→ **What you will do**
Lines in the listing below that hold "JSON" are the ones to copy.

→ **Supplied records**
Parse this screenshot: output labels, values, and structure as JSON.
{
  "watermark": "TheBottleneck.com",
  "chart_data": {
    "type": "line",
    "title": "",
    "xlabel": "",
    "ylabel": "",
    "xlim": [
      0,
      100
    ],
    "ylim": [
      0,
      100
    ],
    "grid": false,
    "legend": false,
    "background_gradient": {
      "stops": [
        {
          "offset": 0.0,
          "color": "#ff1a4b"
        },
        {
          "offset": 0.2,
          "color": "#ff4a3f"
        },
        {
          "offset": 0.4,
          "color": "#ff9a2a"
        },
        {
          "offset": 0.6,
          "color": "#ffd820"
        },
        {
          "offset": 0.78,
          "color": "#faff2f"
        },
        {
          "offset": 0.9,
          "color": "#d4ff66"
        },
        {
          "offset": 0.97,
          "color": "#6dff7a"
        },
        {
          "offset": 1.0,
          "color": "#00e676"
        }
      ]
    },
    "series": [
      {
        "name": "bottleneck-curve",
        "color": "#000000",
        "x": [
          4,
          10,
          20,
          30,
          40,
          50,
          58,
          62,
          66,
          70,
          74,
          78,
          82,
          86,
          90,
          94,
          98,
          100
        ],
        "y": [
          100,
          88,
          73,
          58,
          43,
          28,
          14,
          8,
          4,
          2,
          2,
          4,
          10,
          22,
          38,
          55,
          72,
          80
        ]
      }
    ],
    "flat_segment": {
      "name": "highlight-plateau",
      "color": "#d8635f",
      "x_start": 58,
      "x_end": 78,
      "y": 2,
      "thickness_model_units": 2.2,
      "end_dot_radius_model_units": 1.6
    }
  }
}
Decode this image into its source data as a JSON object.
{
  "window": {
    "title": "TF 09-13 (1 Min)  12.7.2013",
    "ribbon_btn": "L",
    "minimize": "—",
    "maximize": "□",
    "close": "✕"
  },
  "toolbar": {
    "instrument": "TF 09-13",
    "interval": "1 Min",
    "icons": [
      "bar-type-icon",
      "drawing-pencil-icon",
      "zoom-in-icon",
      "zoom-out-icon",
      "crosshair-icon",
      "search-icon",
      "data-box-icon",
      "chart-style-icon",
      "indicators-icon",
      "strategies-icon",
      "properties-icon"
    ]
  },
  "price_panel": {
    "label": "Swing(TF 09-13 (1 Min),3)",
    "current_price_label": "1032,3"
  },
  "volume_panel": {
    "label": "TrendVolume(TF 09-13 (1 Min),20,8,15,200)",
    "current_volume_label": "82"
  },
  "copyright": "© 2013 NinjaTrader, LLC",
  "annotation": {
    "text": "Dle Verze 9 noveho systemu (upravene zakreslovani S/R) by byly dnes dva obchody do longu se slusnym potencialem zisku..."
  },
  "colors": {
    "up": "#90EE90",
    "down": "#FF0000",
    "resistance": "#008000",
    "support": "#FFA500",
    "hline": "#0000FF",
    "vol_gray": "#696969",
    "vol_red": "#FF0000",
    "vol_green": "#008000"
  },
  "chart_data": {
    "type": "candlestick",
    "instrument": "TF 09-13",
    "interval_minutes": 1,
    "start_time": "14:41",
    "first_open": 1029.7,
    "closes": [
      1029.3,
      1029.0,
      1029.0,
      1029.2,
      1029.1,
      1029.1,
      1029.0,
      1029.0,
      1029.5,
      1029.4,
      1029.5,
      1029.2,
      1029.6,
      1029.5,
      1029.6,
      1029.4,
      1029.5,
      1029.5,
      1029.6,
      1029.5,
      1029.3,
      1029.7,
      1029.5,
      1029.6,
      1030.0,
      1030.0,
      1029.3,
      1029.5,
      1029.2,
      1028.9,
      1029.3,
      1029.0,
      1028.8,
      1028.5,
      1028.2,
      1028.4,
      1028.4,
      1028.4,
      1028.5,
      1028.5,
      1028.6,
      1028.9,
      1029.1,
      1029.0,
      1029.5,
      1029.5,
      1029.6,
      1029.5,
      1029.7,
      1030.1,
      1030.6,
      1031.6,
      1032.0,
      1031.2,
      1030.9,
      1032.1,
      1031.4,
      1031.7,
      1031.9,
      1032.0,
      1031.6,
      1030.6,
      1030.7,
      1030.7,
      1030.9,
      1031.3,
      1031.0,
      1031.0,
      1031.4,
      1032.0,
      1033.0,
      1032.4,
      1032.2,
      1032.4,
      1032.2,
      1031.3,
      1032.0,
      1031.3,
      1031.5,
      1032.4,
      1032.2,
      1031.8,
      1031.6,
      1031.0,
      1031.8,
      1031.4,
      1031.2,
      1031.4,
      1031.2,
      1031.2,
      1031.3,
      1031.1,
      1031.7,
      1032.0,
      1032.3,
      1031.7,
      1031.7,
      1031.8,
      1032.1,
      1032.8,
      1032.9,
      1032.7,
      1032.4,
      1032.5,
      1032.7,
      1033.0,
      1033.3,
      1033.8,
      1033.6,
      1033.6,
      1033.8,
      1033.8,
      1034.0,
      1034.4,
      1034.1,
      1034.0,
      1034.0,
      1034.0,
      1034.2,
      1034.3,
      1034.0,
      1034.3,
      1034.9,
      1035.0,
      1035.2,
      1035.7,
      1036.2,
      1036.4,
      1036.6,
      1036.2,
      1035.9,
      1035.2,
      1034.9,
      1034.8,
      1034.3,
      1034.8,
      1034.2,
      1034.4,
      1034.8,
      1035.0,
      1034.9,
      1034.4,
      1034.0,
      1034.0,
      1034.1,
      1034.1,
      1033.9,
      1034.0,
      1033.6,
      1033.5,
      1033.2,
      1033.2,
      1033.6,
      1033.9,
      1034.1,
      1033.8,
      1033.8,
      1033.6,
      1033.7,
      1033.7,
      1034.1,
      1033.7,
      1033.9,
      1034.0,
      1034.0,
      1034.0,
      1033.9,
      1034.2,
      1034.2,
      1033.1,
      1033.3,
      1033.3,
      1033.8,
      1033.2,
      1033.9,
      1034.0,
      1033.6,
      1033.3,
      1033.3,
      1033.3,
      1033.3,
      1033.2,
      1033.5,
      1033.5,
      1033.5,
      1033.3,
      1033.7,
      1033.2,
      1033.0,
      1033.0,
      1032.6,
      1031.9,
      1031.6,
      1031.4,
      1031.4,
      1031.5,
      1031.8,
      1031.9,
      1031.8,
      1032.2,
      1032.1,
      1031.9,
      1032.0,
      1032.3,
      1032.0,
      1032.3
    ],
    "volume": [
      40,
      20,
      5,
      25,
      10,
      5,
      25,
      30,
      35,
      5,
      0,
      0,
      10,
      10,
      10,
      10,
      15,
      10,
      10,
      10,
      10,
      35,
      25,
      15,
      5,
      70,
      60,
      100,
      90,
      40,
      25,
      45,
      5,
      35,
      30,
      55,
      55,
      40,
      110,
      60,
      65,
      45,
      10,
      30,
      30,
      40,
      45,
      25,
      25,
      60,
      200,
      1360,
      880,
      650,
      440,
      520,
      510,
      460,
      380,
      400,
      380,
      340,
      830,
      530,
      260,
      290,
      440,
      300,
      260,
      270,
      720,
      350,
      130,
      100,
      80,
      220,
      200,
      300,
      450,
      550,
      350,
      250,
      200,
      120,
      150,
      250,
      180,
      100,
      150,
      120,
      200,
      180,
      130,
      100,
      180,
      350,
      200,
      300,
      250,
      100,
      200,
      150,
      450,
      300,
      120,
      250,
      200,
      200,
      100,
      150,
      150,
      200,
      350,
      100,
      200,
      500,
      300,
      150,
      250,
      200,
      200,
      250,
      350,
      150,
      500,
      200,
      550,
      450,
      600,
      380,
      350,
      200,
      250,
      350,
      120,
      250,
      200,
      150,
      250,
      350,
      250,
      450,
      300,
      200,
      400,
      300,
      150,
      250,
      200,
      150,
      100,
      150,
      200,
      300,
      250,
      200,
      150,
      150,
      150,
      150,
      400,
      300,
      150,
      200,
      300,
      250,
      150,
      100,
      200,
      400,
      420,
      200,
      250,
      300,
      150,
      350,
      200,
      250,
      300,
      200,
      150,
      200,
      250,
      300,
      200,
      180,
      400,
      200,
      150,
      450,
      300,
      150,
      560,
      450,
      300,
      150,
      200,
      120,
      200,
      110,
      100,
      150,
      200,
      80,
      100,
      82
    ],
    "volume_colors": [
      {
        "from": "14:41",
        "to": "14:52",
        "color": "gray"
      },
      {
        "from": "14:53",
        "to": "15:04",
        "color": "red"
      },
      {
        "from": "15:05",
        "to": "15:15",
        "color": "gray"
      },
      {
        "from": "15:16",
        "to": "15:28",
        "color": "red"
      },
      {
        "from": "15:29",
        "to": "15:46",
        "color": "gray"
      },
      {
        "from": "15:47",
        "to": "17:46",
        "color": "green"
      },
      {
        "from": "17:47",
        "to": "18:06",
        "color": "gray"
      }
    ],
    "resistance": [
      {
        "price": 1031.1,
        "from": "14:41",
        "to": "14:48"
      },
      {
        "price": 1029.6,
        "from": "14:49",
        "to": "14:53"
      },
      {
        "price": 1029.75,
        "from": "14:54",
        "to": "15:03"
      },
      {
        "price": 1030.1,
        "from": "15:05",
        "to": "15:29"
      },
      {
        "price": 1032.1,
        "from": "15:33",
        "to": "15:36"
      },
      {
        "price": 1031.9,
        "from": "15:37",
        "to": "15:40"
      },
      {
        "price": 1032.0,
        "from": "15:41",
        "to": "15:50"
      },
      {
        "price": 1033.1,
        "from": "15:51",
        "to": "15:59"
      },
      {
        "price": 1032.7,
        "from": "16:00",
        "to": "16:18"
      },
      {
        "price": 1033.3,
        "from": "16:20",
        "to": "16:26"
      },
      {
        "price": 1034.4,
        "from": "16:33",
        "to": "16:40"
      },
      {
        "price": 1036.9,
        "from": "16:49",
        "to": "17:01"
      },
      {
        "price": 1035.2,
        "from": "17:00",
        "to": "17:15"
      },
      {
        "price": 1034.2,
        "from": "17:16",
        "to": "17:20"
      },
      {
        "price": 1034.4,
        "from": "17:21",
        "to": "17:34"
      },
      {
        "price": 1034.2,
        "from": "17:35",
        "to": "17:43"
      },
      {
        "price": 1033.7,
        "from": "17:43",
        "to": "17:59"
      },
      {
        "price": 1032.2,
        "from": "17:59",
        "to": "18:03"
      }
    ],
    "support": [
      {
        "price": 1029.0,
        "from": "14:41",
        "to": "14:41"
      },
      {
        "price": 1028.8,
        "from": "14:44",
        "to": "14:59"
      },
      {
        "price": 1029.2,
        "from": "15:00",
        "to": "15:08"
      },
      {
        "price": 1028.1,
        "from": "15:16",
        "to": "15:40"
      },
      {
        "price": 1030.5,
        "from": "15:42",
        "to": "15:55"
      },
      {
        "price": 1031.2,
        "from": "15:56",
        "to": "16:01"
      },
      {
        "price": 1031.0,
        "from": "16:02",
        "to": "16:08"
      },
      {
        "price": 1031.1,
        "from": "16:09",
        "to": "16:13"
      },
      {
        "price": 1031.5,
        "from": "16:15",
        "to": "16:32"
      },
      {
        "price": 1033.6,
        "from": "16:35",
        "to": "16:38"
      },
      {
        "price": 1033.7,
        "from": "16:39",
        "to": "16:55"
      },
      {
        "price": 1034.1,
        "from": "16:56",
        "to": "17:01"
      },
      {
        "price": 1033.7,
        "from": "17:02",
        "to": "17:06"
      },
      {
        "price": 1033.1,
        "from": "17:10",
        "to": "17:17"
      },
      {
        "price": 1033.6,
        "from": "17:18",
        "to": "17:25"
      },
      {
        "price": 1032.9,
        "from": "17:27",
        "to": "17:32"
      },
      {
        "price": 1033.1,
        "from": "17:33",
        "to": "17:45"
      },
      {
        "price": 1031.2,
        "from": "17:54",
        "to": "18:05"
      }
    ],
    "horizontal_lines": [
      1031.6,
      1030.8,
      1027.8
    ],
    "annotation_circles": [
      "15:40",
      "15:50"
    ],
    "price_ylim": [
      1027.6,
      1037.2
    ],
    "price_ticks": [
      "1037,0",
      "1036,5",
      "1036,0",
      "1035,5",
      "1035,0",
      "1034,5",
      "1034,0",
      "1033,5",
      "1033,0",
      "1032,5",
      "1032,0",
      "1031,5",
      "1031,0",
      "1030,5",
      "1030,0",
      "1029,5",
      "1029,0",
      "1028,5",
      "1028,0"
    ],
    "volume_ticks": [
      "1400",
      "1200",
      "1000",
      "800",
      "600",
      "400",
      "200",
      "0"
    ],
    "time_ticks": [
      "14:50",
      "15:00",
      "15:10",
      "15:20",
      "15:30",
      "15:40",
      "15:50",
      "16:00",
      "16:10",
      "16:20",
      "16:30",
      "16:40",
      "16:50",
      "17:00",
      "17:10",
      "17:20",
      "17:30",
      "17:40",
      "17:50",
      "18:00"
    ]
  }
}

→ **Written answer**
Parse this screenshot: output labels, values, and structure as JSON.
Decode this image into its source data as a JSON object.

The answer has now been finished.